» **Exercise goal**:
Pick out all lines with the word "Messenger" from the records that follow.
Provided data Start Marker
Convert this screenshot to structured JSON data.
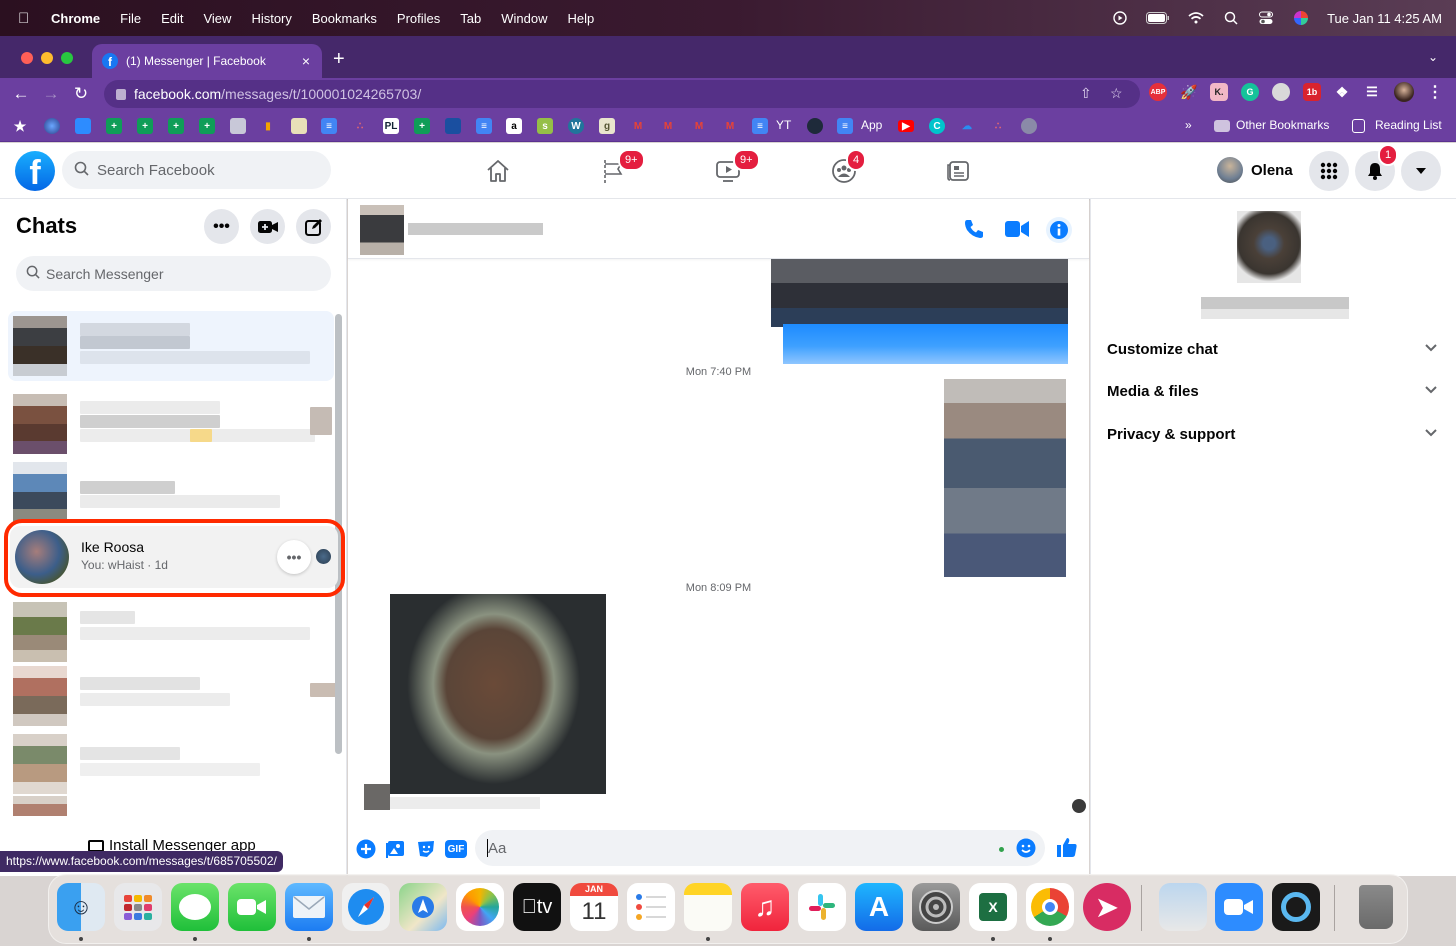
{
  "menubar": {
    "items": [
      "Chrome",
      "File",
      "Edit",
      "View",
      "History",
      "Bookmarks",
      "Profiles",
      "Tab",
      "Window",
      "Help"
    ],
    "clock": "Tue Jan 11  4:25 AM",
    "status_icons": [
      "play-circle-icon",
      "battery-icon",
      "wifi-icon",
      "spotlight-search-icon",
      "control-center-icon",
      "siri-icon"
    ]
  },
  "browser": {
    "tab_title": "(1) Messenger | Facebook",
    "url_host": "facebook.com",
    "url_path": "/messages/t/100001024265703/",
    "new_tab_label": "+",
    "tab_close_label": "×",
    "extensions": [
      "ABP",
      "K.",
      "G",
      "1b"
    ],
    "bookmarks": {
      "labeled": [
        "YT",
        "App"
      ],
      "overflow_label": "»",
      "other_bookmarks": "Other Bookmarks",
      "reading_list": "Reading List"
    },
    "status_url": "https://www.facebook.com/messages/t/685705502/"
  },
  "facebook": {
    "search_placeholder": "Search Facebook",
    "nav_badges": {
      "pages": "9+",
      "watch": "9+",
      "groups": "4"
    },
    "profile_name": "Olena",
    "notification_count": "1",
    "colors": {
      "brand": "#1877f2",
      "accent": "#0a7cff",
      "badge": "#e41e3f",
      "highlight": "#ff2a00"
    }
  },
  "sidebar": {
    "title": "Chats",
    "search_placeholder": "Search Messenger",
    "highlighted_chat": {
      "name": "Ike Roosa",
      "preview": "You: wHaist · 1d",
      "more_label": "•••"
    },
    "install_label": "Install Messenger app"
  },
  "conversation": {
    "timestamps": [
      "Mon 7:40 PM",
      "Mon 8:09 PM"
    ],
    "composer_placeholder": "Aa",
    "composer_gif_label": "GIF"
  },
  "info_panel": {
    "sections": [
      {
        "label": "Customize chat"
      },
      {
        "label": "Media & files"
      },
      {
        "label": "Privacy & support"
      }
    ]
  },
  "dock": {
    "apps": [
      "Finder",
      "Launchpad",
      "Messages",
      "FaceTime",
      "Mail",
      "Safari",
      "Maps",
      "Photos",
      "TV",
      "Calendar",
      "Reminders",
      "Notes",
      "Music",
      "Slack",
      "App Store",
      "System Preferences",
      "Excel",
      "Chrome",
      "Airmail",
      "Preview",
      "Zoom",
      "QuickTime Player",
      "Trash"
    ],
    "calendar_month": "JAN",
    "calendar_day": "11",
    "tv_label": "tv"
  }
}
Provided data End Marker
» **Exercise response**:
    "tab_title": "(1) Messenger | Facebook",
    "search_placeholder": "Search Messenger",
    "install_label": "Install Messenger app"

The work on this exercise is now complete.